* Task statement:
Find every line below where the string "been" shows up, and copy those lines.

* Listed entries:
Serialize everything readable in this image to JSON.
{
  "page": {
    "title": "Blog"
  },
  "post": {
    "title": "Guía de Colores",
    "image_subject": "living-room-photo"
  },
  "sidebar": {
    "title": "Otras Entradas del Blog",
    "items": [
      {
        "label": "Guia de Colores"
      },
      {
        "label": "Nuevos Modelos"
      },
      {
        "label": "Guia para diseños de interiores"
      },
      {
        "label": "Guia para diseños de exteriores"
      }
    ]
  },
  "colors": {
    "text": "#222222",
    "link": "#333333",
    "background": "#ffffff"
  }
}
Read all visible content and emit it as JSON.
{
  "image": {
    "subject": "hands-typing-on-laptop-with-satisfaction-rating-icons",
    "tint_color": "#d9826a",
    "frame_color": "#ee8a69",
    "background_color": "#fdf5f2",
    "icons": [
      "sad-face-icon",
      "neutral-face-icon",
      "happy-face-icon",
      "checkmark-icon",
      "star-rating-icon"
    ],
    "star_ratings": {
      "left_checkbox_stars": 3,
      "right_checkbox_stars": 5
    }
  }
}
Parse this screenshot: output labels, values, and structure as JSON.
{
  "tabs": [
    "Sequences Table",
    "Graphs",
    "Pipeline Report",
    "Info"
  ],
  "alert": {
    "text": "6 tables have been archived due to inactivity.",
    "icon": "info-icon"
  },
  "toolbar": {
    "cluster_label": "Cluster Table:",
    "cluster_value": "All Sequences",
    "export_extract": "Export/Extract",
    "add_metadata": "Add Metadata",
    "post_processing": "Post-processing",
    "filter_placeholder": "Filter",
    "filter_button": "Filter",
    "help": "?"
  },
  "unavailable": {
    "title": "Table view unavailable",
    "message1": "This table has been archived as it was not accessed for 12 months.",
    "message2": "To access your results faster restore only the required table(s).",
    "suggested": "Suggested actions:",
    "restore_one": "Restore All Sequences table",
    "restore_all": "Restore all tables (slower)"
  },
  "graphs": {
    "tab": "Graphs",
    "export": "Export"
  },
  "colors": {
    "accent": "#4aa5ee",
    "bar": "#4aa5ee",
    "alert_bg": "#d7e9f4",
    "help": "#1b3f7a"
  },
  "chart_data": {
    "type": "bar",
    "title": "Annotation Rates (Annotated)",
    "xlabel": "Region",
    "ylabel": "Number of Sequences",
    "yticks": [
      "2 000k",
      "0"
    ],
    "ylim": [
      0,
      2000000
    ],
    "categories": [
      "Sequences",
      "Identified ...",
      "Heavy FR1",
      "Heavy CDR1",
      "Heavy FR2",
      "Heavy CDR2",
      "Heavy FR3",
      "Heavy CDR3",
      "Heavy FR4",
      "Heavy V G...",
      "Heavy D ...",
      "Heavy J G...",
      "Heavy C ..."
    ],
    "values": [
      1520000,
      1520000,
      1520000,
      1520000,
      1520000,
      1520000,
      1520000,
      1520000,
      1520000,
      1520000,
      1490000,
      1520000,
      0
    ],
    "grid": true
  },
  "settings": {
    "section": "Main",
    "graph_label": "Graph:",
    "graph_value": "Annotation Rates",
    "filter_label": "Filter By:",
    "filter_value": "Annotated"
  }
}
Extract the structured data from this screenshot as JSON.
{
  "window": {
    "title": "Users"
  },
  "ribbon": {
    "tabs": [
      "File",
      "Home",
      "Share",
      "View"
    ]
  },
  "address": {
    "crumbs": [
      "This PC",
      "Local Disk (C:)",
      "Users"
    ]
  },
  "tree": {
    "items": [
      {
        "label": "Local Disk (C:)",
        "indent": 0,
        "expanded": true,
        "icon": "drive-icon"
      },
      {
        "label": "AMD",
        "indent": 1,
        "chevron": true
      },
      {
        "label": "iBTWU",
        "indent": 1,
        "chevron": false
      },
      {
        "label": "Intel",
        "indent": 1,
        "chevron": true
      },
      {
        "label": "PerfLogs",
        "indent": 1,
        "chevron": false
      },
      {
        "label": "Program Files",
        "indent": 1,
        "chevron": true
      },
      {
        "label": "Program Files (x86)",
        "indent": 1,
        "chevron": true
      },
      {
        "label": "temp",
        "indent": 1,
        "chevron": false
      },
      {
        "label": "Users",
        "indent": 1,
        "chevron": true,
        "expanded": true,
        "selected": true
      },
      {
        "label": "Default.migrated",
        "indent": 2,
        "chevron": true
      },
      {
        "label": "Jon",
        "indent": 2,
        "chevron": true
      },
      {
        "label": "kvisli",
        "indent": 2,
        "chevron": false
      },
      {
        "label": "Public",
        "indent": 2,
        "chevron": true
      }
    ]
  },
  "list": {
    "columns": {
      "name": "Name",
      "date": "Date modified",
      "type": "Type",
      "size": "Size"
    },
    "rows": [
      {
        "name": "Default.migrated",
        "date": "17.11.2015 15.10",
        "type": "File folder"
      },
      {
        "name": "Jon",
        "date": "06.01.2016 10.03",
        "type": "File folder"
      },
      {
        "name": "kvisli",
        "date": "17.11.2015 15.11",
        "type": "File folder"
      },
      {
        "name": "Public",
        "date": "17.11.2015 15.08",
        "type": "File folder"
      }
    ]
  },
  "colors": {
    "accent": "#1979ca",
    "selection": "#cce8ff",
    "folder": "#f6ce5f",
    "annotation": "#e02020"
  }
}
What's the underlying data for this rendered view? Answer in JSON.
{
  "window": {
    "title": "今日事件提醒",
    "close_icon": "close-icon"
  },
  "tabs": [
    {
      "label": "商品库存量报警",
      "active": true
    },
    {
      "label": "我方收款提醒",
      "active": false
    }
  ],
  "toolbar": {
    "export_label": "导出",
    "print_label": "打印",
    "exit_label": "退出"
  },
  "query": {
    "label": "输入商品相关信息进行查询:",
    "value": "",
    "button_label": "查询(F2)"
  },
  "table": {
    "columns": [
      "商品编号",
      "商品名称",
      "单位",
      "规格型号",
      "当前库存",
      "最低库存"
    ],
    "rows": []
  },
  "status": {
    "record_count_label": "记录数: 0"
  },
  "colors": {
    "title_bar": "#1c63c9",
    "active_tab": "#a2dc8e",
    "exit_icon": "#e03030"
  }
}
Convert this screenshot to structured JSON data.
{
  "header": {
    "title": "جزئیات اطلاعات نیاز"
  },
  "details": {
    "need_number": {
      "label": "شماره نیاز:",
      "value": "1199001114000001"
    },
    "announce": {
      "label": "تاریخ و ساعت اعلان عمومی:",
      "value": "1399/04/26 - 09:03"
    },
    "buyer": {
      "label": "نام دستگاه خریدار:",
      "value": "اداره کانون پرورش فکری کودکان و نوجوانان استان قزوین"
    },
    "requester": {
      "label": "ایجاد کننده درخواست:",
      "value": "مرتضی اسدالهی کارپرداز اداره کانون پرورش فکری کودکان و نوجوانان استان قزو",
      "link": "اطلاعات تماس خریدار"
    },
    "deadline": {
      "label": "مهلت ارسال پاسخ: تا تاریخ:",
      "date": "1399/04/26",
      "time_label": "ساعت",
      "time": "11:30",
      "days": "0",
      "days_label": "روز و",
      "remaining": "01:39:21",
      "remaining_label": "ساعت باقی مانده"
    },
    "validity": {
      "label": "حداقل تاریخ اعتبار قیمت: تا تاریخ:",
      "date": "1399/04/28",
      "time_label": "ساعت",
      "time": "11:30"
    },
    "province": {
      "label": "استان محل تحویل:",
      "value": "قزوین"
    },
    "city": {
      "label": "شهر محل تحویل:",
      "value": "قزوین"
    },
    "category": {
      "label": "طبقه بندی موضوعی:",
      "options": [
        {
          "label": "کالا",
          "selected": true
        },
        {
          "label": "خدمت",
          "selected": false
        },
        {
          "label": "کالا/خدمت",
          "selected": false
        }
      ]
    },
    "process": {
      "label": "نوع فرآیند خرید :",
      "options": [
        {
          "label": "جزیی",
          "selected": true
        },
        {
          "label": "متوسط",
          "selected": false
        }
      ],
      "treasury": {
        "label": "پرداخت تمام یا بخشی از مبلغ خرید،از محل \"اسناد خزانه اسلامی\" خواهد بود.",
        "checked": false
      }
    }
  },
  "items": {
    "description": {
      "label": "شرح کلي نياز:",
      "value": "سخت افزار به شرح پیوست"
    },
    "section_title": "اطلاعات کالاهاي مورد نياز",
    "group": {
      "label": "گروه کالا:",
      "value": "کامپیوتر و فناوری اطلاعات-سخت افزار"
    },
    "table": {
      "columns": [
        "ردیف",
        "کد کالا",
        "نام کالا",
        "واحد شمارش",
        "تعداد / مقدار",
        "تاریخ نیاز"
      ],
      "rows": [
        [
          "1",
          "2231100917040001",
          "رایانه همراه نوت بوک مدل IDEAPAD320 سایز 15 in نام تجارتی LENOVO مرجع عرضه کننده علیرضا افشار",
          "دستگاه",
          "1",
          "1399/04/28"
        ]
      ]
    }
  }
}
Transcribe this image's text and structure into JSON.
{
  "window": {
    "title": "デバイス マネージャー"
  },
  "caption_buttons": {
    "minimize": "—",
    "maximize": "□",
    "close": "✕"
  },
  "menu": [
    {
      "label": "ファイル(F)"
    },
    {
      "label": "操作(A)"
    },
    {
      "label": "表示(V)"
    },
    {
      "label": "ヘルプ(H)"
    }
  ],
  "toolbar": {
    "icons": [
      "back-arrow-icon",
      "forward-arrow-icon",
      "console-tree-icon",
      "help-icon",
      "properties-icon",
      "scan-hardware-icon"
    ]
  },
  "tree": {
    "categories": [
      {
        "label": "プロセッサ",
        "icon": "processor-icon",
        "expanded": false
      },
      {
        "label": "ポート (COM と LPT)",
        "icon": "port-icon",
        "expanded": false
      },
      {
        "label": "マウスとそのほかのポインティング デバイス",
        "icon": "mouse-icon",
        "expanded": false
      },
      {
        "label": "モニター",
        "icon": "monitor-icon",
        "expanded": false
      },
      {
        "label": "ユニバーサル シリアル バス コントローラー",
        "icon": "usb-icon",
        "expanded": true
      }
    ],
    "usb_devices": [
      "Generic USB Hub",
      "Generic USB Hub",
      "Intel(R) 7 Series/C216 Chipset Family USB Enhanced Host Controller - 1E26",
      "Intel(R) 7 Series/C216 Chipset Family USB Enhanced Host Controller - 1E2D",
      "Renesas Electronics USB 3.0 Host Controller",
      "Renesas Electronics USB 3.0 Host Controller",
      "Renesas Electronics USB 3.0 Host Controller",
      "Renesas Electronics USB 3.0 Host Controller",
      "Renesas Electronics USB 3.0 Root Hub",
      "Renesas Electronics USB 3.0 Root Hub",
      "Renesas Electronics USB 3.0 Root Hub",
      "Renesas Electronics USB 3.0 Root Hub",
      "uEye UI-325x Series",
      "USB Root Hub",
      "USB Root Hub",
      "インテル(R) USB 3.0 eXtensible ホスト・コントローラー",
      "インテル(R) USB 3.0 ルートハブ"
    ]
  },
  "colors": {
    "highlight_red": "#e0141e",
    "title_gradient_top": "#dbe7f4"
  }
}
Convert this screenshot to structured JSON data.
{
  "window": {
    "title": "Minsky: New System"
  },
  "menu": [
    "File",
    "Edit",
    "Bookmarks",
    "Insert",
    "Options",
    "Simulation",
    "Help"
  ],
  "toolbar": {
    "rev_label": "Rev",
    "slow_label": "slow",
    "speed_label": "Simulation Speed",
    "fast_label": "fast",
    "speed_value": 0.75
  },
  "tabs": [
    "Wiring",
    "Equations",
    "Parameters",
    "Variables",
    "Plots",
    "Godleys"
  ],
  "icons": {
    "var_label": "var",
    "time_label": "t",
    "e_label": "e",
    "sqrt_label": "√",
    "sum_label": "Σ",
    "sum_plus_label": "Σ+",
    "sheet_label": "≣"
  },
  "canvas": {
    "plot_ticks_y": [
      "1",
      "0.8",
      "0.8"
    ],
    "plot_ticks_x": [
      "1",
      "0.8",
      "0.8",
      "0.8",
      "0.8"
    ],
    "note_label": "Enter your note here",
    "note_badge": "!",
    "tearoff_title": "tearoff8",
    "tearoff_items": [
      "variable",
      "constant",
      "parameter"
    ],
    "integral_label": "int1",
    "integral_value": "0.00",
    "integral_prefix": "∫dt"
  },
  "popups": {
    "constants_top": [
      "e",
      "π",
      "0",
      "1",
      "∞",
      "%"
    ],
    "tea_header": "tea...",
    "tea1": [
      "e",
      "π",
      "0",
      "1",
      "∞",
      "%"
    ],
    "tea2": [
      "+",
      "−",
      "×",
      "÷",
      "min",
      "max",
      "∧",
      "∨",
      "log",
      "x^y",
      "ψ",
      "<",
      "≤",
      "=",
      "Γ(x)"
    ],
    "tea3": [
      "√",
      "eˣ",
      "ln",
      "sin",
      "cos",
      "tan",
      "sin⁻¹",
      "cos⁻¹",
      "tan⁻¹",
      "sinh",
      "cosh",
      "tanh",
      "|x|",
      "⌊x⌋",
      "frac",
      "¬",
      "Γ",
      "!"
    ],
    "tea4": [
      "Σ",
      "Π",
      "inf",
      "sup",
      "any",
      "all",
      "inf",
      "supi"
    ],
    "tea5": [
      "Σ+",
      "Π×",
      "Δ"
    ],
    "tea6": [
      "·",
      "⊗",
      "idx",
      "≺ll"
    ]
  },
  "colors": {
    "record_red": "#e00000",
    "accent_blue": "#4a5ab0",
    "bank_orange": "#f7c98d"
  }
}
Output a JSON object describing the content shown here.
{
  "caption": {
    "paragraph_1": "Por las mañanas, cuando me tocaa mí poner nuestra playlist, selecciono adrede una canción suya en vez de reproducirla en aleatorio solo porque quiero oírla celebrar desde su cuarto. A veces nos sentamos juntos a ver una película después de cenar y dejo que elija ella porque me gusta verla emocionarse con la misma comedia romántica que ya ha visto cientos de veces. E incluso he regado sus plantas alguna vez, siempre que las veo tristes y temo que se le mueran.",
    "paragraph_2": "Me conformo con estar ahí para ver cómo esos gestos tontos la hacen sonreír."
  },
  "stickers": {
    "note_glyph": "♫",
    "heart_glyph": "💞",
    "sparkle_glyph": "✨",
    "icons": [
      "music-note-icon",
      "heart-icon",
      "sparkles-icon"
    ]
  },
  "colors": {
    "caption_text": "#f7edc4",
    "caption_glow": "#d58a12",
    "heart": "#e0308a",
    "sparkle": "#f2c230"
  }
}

* Task answer:
    "text": "6 tables have been archived due to inactivity.",
    "message1": "This table has been archived as it was not accessed for 12 months.",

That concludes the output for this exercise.